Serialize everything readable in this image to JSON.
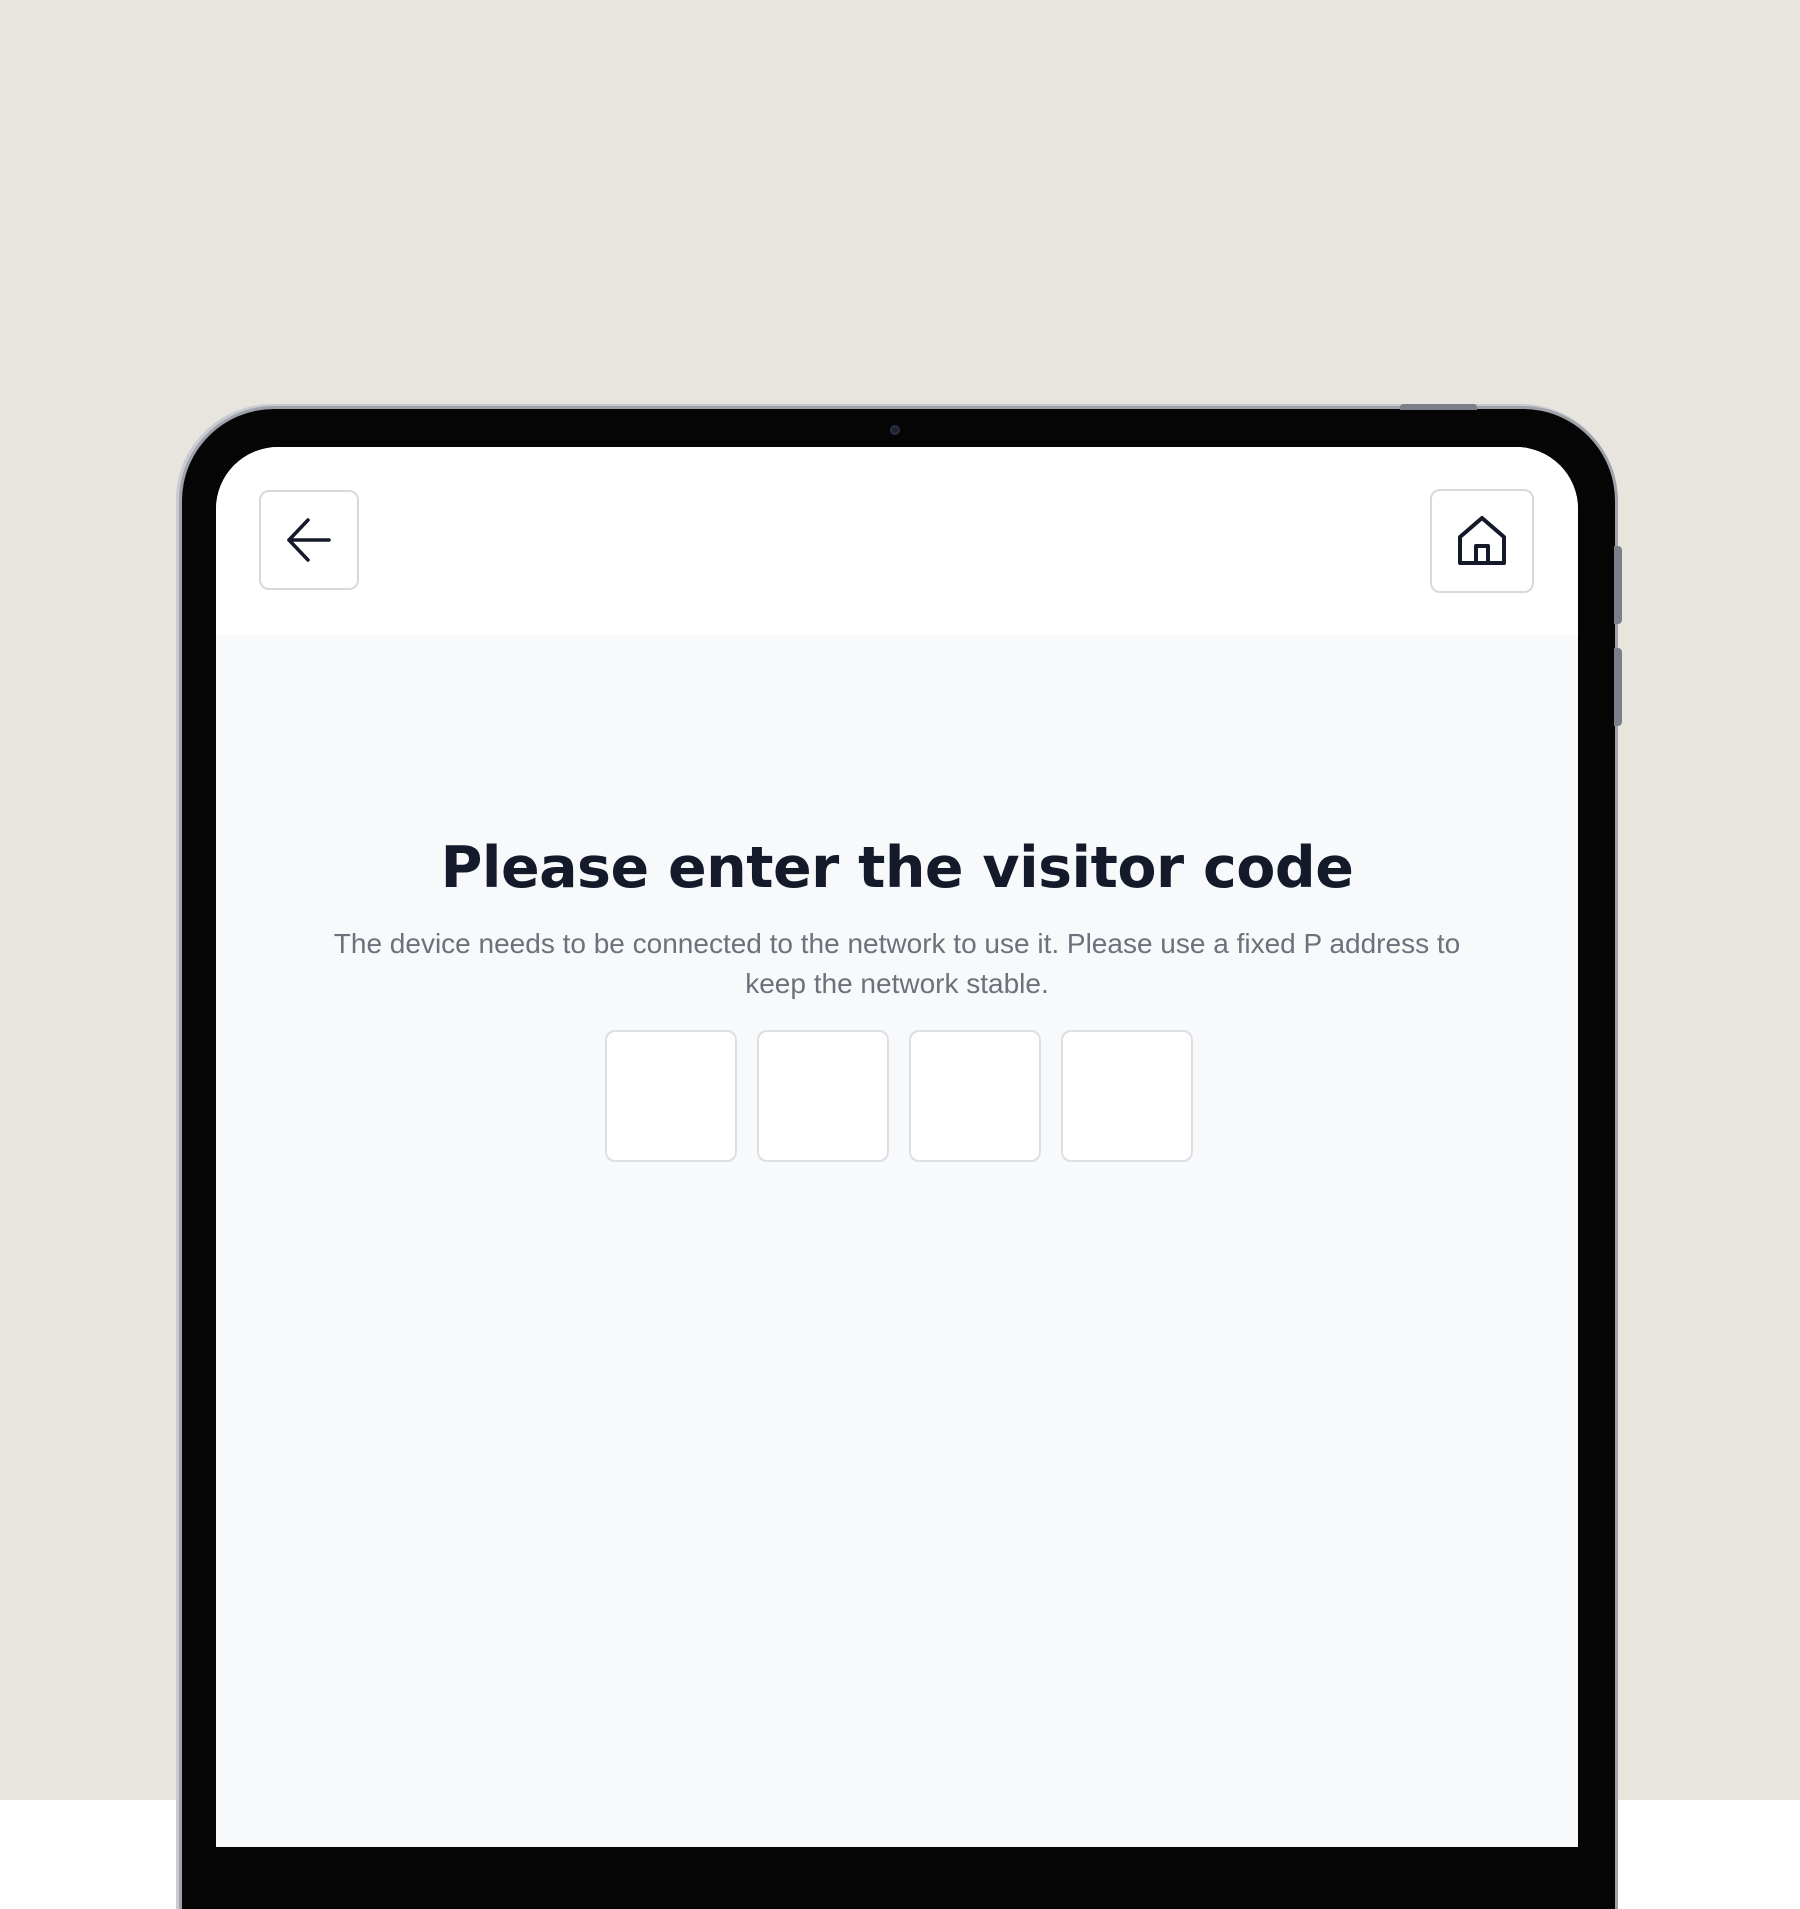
{
  "colors": {
    "background": "#e8e5de",
    "device_frame": "#050505",
    "screen_header": "#ffffff",
    "screen_body": "#f7f9fb",
    "title_text": "#141a2a",
    "subtitle_text": "#6c717b",
    "box_border": "#dcdfe4"
  },
  "toolbar": {
    "back_icon": "arrow-left-icon",
    "home_icon": "home-icon"
  },
  "main": {
    "title": "Please enter the visitor code",
    "subtitle": "The device needs to be connected to the network to use it. Please use a fixed P address to keep the network stable."
  },
  "code_inputs": [
    {
      "value": ""
    },
    {
      "value": ""
    },
    {
      "value": ""
    },
    {
      "value": ""
    }
  ]
}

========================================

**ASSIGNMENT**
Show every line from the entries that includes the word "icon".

**SOLUTION FOR THIS PROBLEM**
    "back_icon": "arrow-left-icon",
    "home_icon": "home-icon"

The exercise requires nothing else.